Which of the lines below hold the word "true"? Pull each of them out.

→ Source data

*** Block opens ***

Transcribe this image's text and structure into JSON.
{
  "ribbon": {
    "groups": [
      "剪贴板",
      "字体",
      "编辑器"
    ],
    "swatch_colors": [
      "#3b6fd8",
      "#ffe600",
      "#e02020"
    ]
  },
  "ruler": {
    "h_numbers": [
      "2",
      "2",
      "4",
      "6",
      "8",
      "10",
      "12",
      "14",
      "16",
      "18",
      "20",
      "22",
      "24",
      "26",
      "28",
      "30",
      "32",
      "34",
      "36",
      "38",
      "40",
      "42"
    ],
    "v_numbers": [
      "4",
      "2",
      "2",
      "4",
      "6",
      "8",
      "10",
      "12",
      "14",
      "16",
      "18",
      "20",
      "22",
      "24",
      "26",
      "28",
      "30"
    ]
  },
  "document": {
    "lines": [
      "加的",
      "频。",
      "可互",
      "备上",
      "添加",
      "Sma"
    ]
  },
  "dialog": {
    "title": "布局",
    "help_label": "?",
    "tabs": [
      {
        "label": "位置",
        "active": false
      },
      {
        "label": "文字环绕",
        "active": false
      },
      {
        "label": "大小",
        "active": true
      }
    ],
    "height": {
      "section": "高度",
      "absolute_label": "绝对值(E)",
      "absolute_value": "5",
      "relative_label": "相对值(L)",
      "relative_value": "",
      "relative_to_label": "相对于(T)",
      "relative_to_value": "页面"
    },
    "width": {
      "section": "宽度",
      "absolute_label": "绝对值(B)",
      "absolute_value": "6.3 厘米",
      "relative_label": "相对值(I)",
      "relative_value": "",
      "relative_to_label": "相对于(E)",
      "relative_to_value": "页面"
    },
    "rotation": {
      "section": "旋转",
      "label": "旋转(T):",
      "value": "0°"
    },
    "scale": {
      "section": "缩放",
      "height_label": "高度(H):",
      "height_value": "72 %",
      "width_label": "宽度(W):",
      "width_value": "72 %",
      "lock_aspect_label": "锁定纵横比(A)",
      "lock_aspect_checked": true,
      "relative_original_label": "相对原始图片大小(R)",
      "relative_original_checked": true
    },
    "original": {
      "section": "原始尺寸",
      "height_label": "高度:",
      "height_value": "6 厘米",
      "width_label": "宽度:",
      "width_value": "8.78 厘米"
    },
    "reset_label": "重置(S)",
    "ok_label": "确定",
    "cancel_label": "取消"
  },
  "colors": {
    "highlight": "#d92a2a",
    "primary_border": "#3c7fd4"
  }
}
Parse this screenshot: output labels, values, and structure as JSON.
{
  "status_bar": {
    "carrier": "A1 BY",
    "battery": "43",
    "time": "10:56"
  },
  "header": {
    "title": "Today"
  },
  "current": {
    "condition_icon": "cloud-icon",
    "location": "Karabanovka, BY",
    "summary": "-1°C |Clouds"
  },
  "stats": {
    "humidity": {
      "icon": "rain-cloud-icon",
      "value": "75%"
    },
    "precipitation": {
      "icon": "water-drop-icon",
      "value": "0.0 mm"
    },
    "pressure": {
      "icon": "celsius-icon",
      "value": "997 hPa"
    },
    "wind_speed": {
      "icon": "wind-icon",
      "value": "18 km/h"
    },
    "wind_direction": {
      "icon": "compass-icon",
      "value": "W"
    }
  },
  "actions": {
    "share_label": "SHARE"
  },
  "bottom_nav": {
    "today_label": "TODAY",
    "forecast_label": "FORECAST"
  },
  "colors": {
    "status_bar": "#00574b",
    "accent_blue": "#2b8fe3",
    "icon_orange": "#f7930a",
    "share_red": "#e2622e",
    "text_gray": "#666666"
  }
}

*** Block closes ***

→ Exercise answer
        "active": true
      "lock_aspect_checked": true,
      "relative_original_checked": true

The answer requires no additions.